Truth be told I’m like the Brent Spiner character. Not Lieutenant Commander Data in Star Trek, but as Dr. Brackish Okun in the 1996 movie Independence Day.

They don’t let me out much. There is probably a good reason for that and I’m OK with it. I went through a time when I traveled a lot. It was part of the reason I relocated to Denver, because whether you are going to Miami or Milano, it’s a nonstop flight from Denver International Airport.  

Like many others who once desired a business life involving travel, I grew to despise it.  Once you’ve changed planes just one too many times in Atlanta or been caught in one too many of those schedule-busting thunder storms, the attraction of traveling disappears.

Now if I had to travel that much, I’d be crying on the way to the airport.  My best production occurs when I stay put with a computer and telephone. So they don’t let me out much.

This week is a rare exception. The California Environmental Health Association (CEHA), meeting in Sacramento, has invited me to be one of its after-lunch speakers and talk about the deadliest foodborne outbreaks in U.S. history.

This came about because last fall, with casualties mounting from the Listeria outbreak caused by Colorado cantaloupes, we began searching about for what to compare it with historically.

We were not accustomed to making comparisons on the basis of a body count. More often, we described the size of outbreaks based on the number of illnesses or, more commonly, the amount of contaminated food involved — such as more eggs or more ground beef than ever before.

Such records are increasingly broken, it seems.

But Colorado’s Rocky Ford-brand cantaloupes sent us searching for foodborne epidemics that might have been similarly lethal.

At about that time, we got a hand from Elizabeth Weise at USA Today, who went looking for answers about the deadliest outbreaks at the Centers for Disease Control and Prevention (CDC), where she found there was no institutional memory before 1967 and nothing on computer before 1973.

Robert Tauxe, CDC’s deputy director, then shared with her some of the outbreaks that make public health textbooks.

With that, we came up with top 10 list to place last year’s deadly cantaloupe-borne Listeria outbreak in context.

But we also discovered that deadly outbreaks fell into two camps. Those in the last 20 years that we knew most everything about, and those that occurred earlier that we knew almost nothing about.

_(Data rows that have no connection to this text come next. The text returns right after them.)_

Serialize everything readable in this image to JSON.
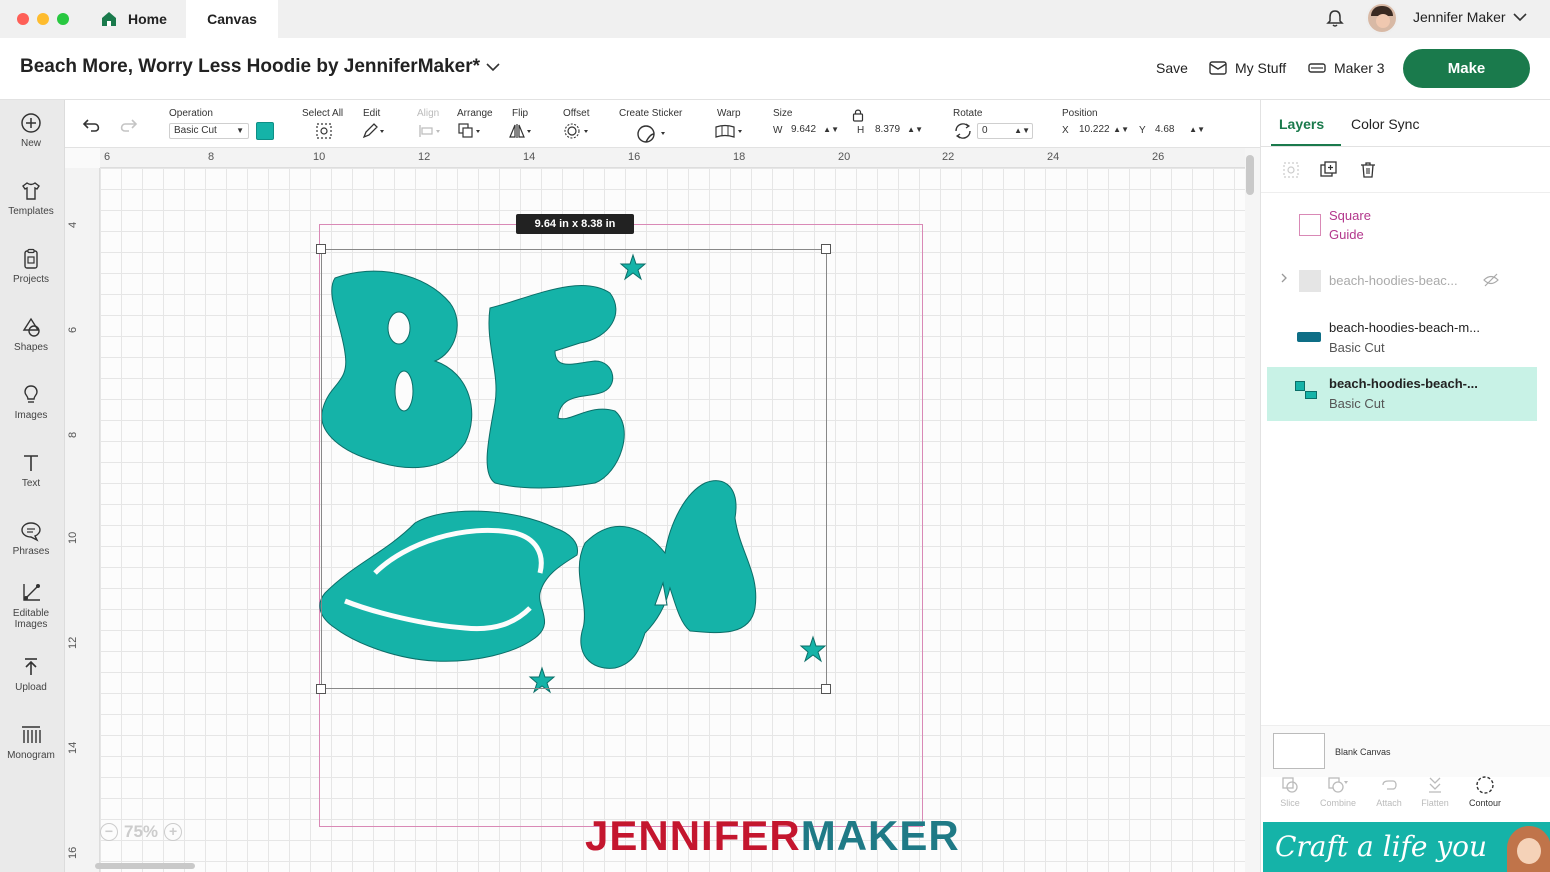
{
  "titlebar": {
    "home_tab": "Home",
    "canvas_tab": "Canvas",
    "user_name": "Jennifer Maker"
  },
  "header": {
    "project_title": "Beach More, Worry Less Hoodie by JenniferMaker*",
    "save": "Save",
    "my_stuff": "My Stuff",
    "machine": "Maker 3",
    "make": "Make"
  },
  "leftbar": {
    "items": [
      {
        "label": "New",
        "icon": "plus-circle-icon"
      },
      {
        "label": "Templates",
        "icon": "shirt-icon"
      },
      {
        "label": "Projects",
        "icon": "clipboard-icon"
      },
      {
        "label": "Shapes",
        "icon": "shapes-icon"
      },
      {
        "label": "Images",
        "icon": "lightbulb-icon"
      },
      {
        "label": "Text",
        "icon": "text-icon"
      },
      {
        "label": "Phrases",
        "icon": "speech-bubble-icon"
      },
      {
        "label": "Editable Images",
        "icon": "editable-images-icon"
      },
      {
        "label": "Upload",
        "icon": "upload-icon"
      },
      {
        "label": "Monogram",
        "icon": "monogram-icon"
      }
    ]
  },
  "edittoolbar": {
    "operation_label": "Operation",
    "operation_value": "Basic Cut",
    "operation_color": "#15b3a8",
    "select_all": "Select All",
    "edit": "Edit",
    "align": "Align",
    "arrange": "Arrange",
    "flip": "Flip",
    "offset": "Offset",
    "create_sticker": "Create Sticker",
    "warp": "Warp",
    "size": "Size",
    "w_label": "W",
    "w_value": "9.642",
    "h_label": "H",
    "h_value": "8.379",
    "rotate": "Rotate",
    "rotate_value": "0",
    "position": "Position",
    "x_label": "X",
    "x_value": "10.222",
    "y_label": "Y",
    "y_value": "4.68"
  },
  "canvas": {
    "ruler_top": [
      "6",
      "8",
      "10",
      "12",
      "14",
      "16",
      "18",
      "20",
      "22",
      "24",
      "26"
    ],
    "ruler_left": [
      "4",
      "6",
      "8",
      "10",
      "12",
      "14",
      "16"
    ],
    "size_tooltip": "9.64  in x 8.38  in",
    "zoom": "75%",
    "watermark_a": "JENNIFER",
    "watermark_b": "MAKER",
    "art_color": "#15b3a8",
    "letters": [
      "B",
      "E",
      "M"
    ]
  },
  "rightpanel": {
    "tab_layers": "Layers",
    "tab_color_sync": "Color Sync",
    "layers": [
      {
        "name": "Square",
        "sub": "Guide"
      },
      {
        "name": "beach-hoodies-beac...",
        "sub": ""
      },
      {
        "name": "beach-hoodies-beach-m...",
        "sub": "Basic Cut"
      },
      {
        "name": "beach-hoodies-beach-...",
        "sub": "Basic Cut"
      }
    ],
    "blank_canvas": "Blank Canvas",
    "bottom_tools": [
      "Slice",
      "Combine",
      "Attach",
      "Flatten",
      "Contour"
    ],
    "banner": "Craft a life you love"
  }
}
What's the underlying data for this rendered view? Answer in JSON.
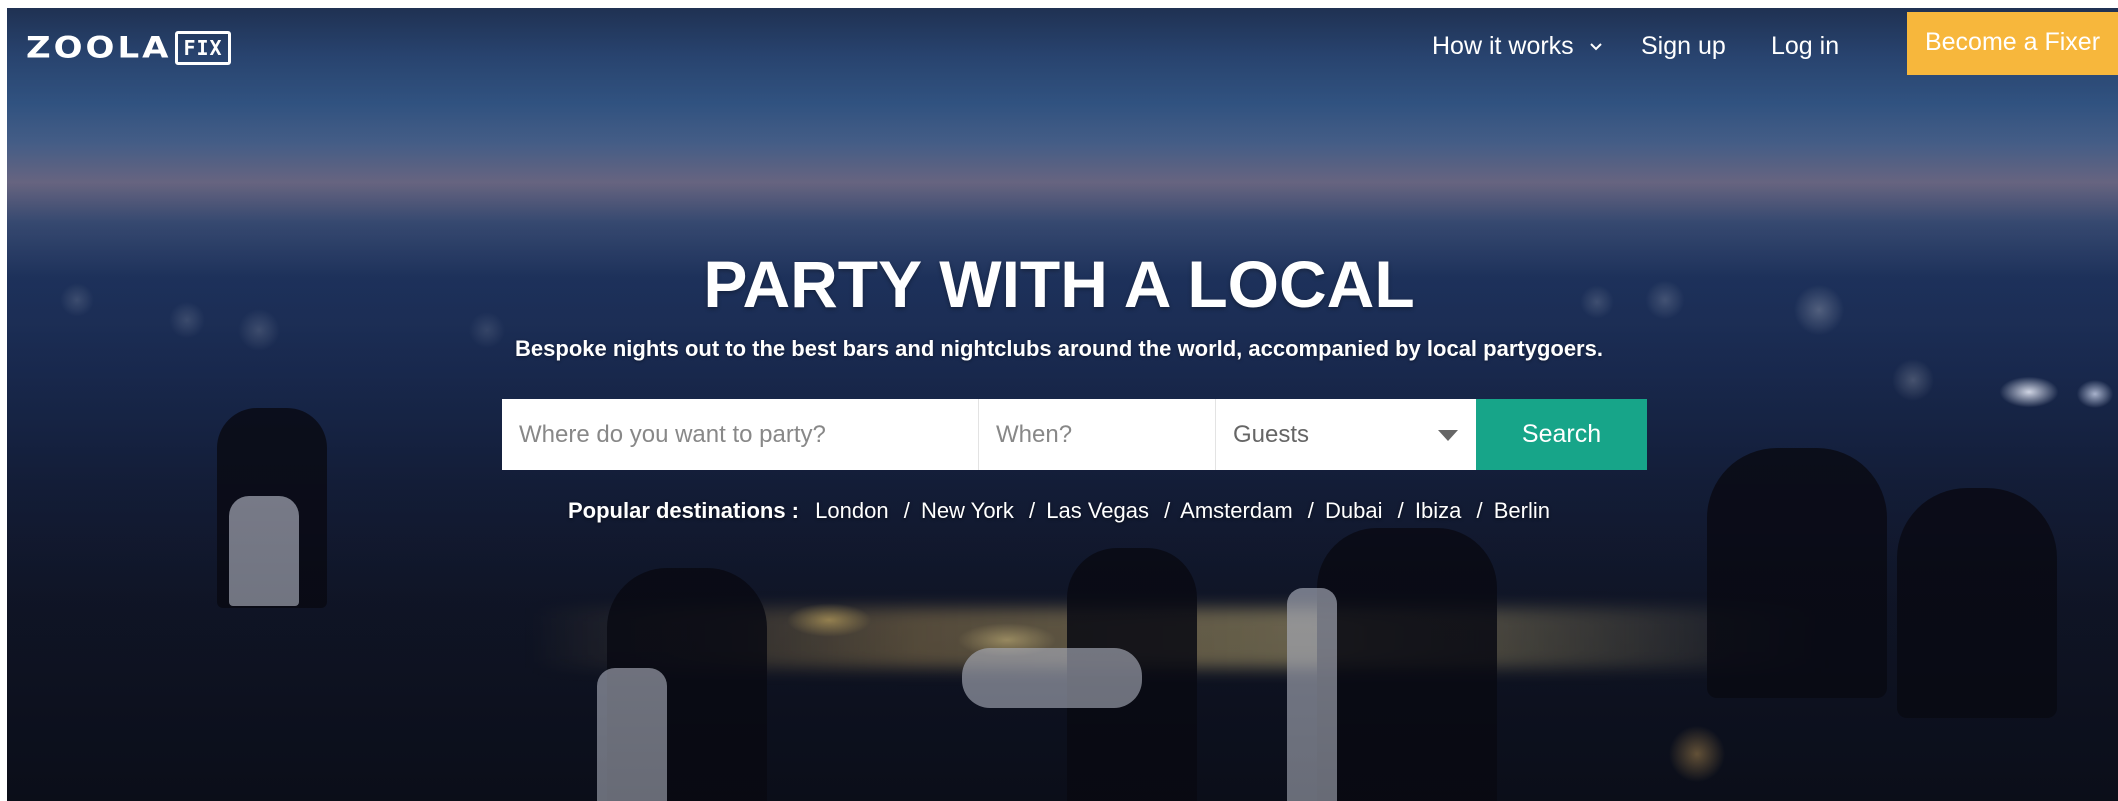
{
  "brand": {
    "logo_main": "ZOOLA",
    "logo_badge": "FIX"
  },
  "nav": {
    "how_it_works": "How it works",
    "sign_up": "Sign up",
    "log_in": "Log in",
    "cta": "Become a Fixer"
  },
  "hero": {
    "title": "PARTY WITH A LOCAL",
    "subtitle": "Bespoke nights out to the best bars and nightclubs around the world, accompanied by local partygoers."
  },
  "search": {
    "where_placeholder": "Where do you want to party?",
    "when_placeholder": "When?",
    "guests_selected": "Guests",
    "button": "Search"
  },
  "popular": {
    "label": "Popular destinations :",
    "separator": "/",
    "destinations": [
      "London",
      "New York",
      "Las Vegas",
      "Amsterdam",
      "Dubai",
      "Ibiza",
      "Berlin"
    ]
  },
  "colors": {
    "cta": "#f7b73c",
    "search_button": "#17a589",
    "text": "#ffffff"
  }
}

When CEHA invited me to speak, I decided I’d better go about finding out everything I could about the 10 most-lethal outbreaks of foodborne illness. 

I thought I’d probably have to rely mostly on contemporary newspaper articles, assuming that public health officials in earlier eras would not have created much of a record.

Boy was I wrong.

I found contemporary accounts of the deadly outbreaks in a variety of journals, often written by professionals who became legendary figures in public health.  I found these accounts were usually more thorough and certainly more colorful than what we get out of CDC today.

And I am not just talking about CDC’s tendency to cover up names of some of the parties involved in outbreaks. No, I think that the CDC, through committee structures, has developed a template for outbreak reports with so many rules that its investigation updates are both consistent and boring as hell.

By contrast, in the first half of the last century, these reports were apparently assigned to the best professional available who had a flair for writing and an eye for history.

In these historic reports, published by such organizations as the Association of Schools of Public Health, Public Health Reports, and others, the attention to detail is sometimes astounding.  Today the CDC will list the states that reported outbreak-related deaths. The journal accounts often say who was at the bedside when outbreak victims died.

The older accounts give an expert, compelling narrative of everything that happened, like someone telling a story in person. Now, I am afraid, we get what amounts to a sterile data dump.

Mostly because of these past storytellers, I have something to share with the audience in Sacramento on Wednesday. I am grateful to have been invited by a brave group of people who remain dedicated to public health and the environment in a state where some cities are going bankrupt and many are cash-strapped.

CEHA dates back to 1928, and for years was known as National Association of Sanitarians(NAS).  In 1970, when its membership first went over 5,000, it changed its name to CEHA.

Also on Wednesday, Food Safety News will announce at least one addition (and re-ordering) of the 10 deadliest foodborne outbreaks we’ve come across in our research.

Should be an exciting week!